I’ve seen it in real life in Brazil two weeks ago, where it’s already in showrooms. Depending on which version you take, it’s a great-looking car. I find the Trailhawk a bit weird with the off-road front bumper, but the other versions look awesome, especially with the chrome window strips and the black roof.
Is this a new car or a mere facelift? Has Mazda gone completely Volkswagen on us? It’s as if Mazda has taken the crisp lines of the first generation CX-5 and has rounded them off. Especially the rear 3/4 looks a bit too round for my taste. The competition has intensified in this segment and the CX-5 needed more to stay relevant. The interior looks nice, though. And the European version is mechanically up-to-date with its SkyActive engines, but the old 2,5-liter mill of the US version is becoming a dinosaur.
What you think of the new CX-5 will depend greatly of whether you like its bigger brother, the CX-9, since the smaller model is like a shrunken version of that car – in terms of styling, both inside and out, but also it terms of appealing to a portion of the market that values design and a perception of sportiness over ultimate utility. But while the CX-5 is likely to drive well, as many modern Mazdas do, its design is oddly proportioned, being neither as elegant as the larger CX-9 or as chunky as the smaller CX-3.
The Atlas is proof that VW has not learned from the failure of the Passat and Jetta in the US over the past half decade. The large SUV may have utility in spades, but it already looks dated even before it entered the market, and whatever appeal it has will wear quickly in an ultra-competitive market where even a Toyota (the Highlander) is a more exciting proposition.
Volkswagen has finally realized what the American consumer needs: a 7-seater crossover. The brand shows that it’s listening to input from dealers and buyers, by giving it an “American” name as well. Size-wise it’s within an inch of the Ford Explorer and though prices have not yet been revealed, I’m sure they’ll be in the same ballpark, because they really want (need) this car to succeed and they promise to have learned from their mistakes in the past, of trying to command premium pricing for a product that is no more than average.
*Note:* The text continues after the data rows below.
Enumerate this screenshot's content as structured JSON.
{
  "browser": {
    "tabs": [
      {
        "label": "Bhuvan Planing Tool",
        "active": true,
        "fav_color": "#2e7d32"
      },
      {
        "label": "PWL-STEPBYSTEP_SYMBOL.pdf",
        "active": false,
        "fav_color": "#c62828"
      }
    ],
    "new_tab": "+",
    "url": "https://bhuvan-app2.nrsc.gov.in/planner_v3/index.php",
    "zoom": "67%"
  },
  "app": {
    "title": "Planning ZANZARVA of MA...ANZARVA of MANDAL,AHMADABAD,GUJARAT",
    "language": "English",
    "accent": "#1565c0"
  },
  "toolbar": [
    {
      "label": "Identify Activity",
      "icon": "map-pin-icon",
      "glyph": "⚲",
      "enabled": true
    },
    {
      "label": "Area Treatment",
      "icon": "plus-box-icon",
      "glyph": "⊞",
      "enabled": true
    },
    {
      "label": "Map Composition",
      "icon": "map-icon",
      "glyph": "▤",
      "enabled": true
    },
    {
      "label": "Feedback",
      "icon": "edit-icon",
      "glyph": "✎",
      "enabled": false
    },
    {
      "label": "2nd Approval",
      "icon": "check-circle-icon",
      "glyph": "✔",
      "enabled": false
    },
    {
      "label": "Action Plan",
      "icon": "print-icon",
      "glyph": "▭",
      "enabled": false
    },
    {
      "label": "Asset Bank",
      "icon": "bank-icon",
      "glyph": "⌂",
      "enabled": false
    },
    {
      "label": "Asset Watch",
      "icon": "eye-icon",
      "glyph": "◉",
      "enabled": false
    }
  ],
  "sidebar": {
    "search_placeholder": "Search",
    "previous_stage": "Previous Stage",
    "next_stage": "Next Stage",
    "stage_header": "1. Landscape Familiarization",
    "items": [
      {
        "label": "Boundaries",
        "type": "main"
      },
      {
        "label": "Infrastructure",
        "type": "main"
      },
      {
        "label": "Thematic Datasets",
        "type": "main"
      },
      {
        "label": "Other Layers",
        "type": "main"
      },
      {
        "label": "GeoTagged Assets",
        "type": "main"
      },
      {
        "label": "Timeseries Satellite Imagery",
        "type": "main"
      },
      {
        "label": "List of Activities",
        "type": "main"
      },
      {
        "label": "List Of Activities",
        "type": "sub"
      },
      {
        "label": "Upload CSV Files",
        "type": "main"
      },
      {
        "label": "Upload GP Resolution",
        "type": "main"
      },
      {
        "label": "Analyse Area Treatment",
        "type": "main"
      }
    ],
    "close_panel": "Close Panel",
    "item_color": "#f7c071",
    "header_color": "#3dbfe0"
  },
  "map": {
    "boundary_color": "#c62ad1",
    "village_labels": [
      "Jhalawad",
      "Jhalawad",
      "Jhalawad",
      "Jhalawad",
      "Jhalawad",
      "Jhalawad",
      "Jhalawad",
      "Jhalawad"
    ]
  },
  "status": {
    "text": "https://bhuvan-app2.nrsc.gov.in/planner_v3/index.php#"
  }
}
So why not a hit? Well, as Kriss also said, VW still can’t figure out how to make its design more exciting. But most of all: Subaru showed a concept model of its own upcoming 7-seat crossover. Ironically, Volkswagen outsold its Japanese rival as recently as 2012 and had great ambitions for the US market, but fast forward 4 years and Subaru is about to sell almost twice as many cars in the US than VW this year. And while Subaru’s first attempt at a large SUV failed miserably, the VIZIV-7 looks much more promising and could be the car that steals away most customers from the Atlas.